And he knows the challenge will be difficult.

 “It’s always competitive,” he said, per the San Jose Mercury News. “A lot of jobs are on the line.”

Sabres reach their season tickets cap with 96 percent renewal rate

Jack Eichel

The Buffalo Sabres’ last two seasons have been among the worst in franchise history, but with optimism about their future high, it hasn’t been difficult to convince fans to come back for more.

In total 16,000 season tickets for the 2015-16 campaign have been sold by the Sabres, which is where they’ve set the limit so that there will still be seats available for individual games as well as mini-packs. Of those season ticket holders, 96 percent of them are fans that decided to renew their commitment following Buffalo’s 23-51-8 campaign. Not that the Sabres necessarily needed the renewal rate to be that high as they still have 2,000 people on their waiting list.

“The fact that we had such a high rate of renewal from our season ticket holders is really a testament to the direction our organization is headed,” Sabres president Russ Brandon said, per the team’s website. “There’s a tremendous amount of excitement surrounding our team and we can’t wait to get on the ice.”

Of course, selecting Jack Eichel with the second overall pick in the 2015 NHL Entry Draft is one of the main reasons fans are encouraged about Buffalo’s future. He is seen as a potential generational talent that should be the centerpiece of the Sabres for years to come.

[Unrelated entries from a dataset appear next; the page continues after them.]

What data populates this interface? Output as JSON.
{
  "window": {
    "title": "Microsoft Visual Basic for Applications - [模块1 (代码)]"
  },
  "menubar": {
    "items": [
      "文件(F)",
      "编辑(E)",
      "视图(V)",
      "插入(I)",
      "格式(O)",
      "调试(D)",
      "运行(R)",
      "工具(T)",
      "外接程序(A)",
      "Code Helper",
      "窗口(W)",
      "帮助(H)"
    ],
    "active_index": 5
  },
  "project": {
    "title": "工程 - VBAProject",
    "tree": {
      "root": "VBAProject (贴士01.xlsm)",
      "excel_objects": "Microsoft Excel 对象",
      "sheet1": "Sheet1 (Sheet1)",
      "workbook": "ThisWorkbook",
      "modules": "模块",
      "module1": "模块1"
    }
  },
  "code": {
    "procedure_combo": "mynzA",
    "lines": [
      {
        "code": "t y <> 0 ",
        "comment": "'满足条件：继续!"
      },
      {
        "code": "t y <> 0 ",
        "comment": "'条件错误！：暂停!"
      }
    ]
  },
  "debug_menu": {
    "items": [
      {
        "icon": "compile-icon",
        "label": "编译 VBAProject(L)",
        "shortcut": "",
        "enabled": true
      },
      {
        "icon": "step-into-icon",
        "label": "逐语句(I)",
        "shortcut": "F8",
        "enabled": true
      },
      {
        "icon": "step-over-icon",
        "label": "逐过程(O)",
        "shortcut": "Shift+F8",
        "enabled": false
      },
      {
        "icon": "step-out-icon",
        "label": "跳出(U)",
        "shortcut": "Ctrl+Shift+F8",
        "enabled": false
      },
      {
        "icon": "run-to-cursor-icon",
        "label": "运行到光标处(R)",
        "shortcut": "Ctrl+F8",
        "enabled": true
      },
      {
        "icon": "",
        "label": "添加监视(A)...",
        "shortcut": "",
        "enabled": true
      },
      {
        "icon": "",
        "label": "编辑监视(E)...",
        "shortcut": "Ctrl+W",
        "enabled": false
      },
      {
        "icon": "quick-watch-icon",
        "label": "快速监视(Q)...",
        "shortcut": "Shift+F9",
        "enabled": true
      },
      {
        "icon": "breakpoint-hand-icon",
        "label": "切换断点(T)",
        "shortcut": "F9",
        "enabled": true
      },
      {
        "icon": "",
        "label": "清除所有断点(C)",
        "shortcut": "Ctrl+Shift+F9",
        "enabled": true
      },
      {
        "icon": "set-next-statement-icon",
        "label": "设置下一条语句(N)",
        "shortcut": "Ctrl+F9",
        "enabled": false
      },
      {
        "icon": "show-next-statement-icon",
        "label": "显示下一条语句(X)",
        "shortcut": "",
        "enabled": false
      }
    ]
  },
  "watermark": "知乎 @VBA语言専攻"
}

Related: What does Jack Eichel mean to the Buffalo Sabres?

Kings ink Ehrhoff to a one-year, $1.5 million deal

PA: Minnesota Wild v Pittsburgh Penguins

Christian Ehrhoff is headed to Los Angeles.

GM Dean Lombardi confirmed to Rich Hammond of The Orange County Register that the Kings have inked the unrestricted free agent blue liner to a one-year, $1.5 million deal.

Last month Ehrhoff’s agent, Rick Curran, told PHT that his client “doesn’t mind having the flexibility of a single year commitment. He’s confident in his ability to provide a valued role to the right team. If there’s a mutual fit, an extension will likely follow.”

As a result of multiple concussions, the 33-year-old appeared in just 49 games with the Pittsburgh Penguins last season scoring three goals and 11 assists while averaging 21:46 in time on ice.

Ehrhoff joined the Penguins on a one-year, $4 million deal after being bought out by the Buffalo Sabres following the 2013-14 season.

It’s Winnipeg Jets day at PHT

Anaheim Ducks v Winnipeg Jets - Game Three

Using the term “close sweep” might start a brawl at the wrong Winnipeg bar, yet it feels like a reasonable depiction of the Jets’ first-round exit.

Whether you agree or disagree about their margin of defeat against the Anaheim Ducks, the bottom line is that if you trace the Jets’ history back to the Thrashers era, the franchise remains at zero playoff wins all-time.

Yes, as in they haven’t ever won a playoff game not a series.

Despite that doom and gloom, Jets were a popular dark horse candidate heading into the 2015 postseason for a reason. They were an impressive possession team by most metrics.

Winnipeg combined an increasingly deep defense corps with its underrated high-end forwards to scare at least a few Western Conference observers. Hey, they even occasionally received competent goaltending, albeit from an uneven mix of Michael Hutchinson and Ondrej Pavelec.

(There was some poetic justice in Pavelec playing out of his mind down the stretch to get them into the playoffs.)

It all feels empty thanks to the sweep, but the Jets zoomed up a level or two in 2014-15. As wild card berths go, Winnipeg can point to some positives.

Off-season recap

The biggest change technically happened during the season, yet the Evander Kane swap is significant enough to at least get a quick mention.

It’s relevant enough to the summer anyway, as Drew Stafford played well enough to gain a two-year deal that carries a $4.35 million cap hit. Stafford is sticking around, while a surprise return is in store for Alex Burmistrov, who went on a two-year KHL sojourn.

Michael Frolik headlines a group of departing players who helped move the needle a bit depth-wise, also including Lee Stempniak, Jiri Tlusty and T.J. Galiardi.

Maybe the most significant off-season storyline is what Winnipeg did not do: Dustin Byfuglien and captain Andrew Ladd are currently entering the final season of their respective contracts.